Gasoline supply also fell harder than anticipated falling by 3.1 million barrels. Weak demand and the seasonal drawdown of winter-time supply continue.
Natural gas is hanging around in the front end of the curve and interest is building in the back end. The December 2015 actually closed over a penny. The Energy Information Administration moved to reflect growing demand, increasing demand expectations by 0.7% to 70.02 BCFD per day! Wow! Supply then will rise only by 0.7% to 69.6 BCFD less than the last report. The EIA also cut its 2013 world oil demand growth forecast by 40,000 barrels per day to 1.01 million bpd. The oil demand growth estimate for 2014 was cut by 10,000 bpd to 1.40 million bpd.
Petroleum: "Higher U.S. oil production means America will need less imported oil. After reaching a record 60% of domestic oil demand in 2005, net oil imports next year are forecast to fall to 32% of consumption, the lowest level since 1985.”
The trend of falling U.S. oil imports and rising Chinese oil demand is moving China closer to passing the United States as the largest global net oil importer. Net oil imports for the United States and China were on par at 6 million barrels per day in December 2012, according to the most recent trade data from EIA and China's General Administration of Customs. "
Gasoline Prices: "U.S. average gasoline prices have declined over the past two weeks, with the price at $3.71 on March 11. Previously, U.S. average gasoline prices had risen from an annual low of $3.25 per gallon on December 17, 2012, to $3.78 per gallon on February 25, 2013, which was the highest pump price ever during the month of February." "Also, EIA expects the switchover from winter to more costly summer-grade gasoline will keep average gasoline prices near current levels through the spring before falling crude prices help reduce U.S. gasoline prices to an average $3.50 per gallon in the second half of this year and then to $3.38 during 2014."
Natural Gas: "U.S. natural gas production should level off from the growth seen in recent years, and natural gas consumption is expected to remain around 70 billion cubic feet per day for 2013 and 2014.”"As the winter heating season comes to an end, EIA expects natural gas inventories at the close of March will total just under 2 trillion cubic feet.
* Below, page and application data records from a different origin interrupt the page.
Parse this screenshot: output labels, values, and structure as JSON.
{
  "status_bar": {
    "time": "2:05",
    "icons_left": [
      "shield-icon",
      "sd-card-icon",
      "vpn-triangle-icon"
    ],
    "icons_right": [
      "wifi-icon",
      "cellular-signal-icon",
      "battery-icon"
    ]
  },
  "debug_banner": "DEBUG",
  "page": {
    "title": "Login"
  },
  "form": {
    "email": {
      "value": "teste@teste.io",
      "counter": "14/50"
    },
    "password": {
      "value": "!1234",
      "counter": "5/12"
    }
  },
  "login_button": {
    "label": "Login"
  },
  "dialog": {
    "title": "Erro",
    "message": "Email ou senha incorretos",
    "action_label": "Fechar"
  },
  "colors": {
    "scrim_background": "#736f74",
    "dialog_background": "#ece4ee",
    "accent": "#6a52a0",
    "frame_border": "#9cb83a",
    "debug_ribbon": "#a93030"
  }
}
That is less than the unusually high 2.5 trillion cubic feet seen last year, but still more than the five-year average of 1.7 trillion cubic feet.” “EIA expects the Henry Hub natural gas price will gradually rise through the end of 2014 but remain below an average $4 per million Btu throughout the next two years.”
Electricity: "During 2012 the amount of power generation in the United States fueled by coal declined by 13%. Some of this reduction was due to the retirement of coal-fired generating capacity. " "The electric power industry retired 7.9 gigawatts of coal-fired generating capacity last year, which represents 2.5% of the installed coal capacity at the beginning of 2012. In comparison, power suppliers retired 2.6 gigawatts of coal capacity during 2011 and on average 1 gigawatt annually between 2006 and 2010. The coal‐fired capacity retired during 2012 was offset somewhat by the addition of five new coal‐fired generating units with a combined capacity of 3.6 gigawatts.” " Although more retirements are likely this year, EIA expects power generators to increase their use of existing coal capacity in response to higher natural gas prices relative to coal prices, leading to a 6.2% increase in coal generation during 2013.”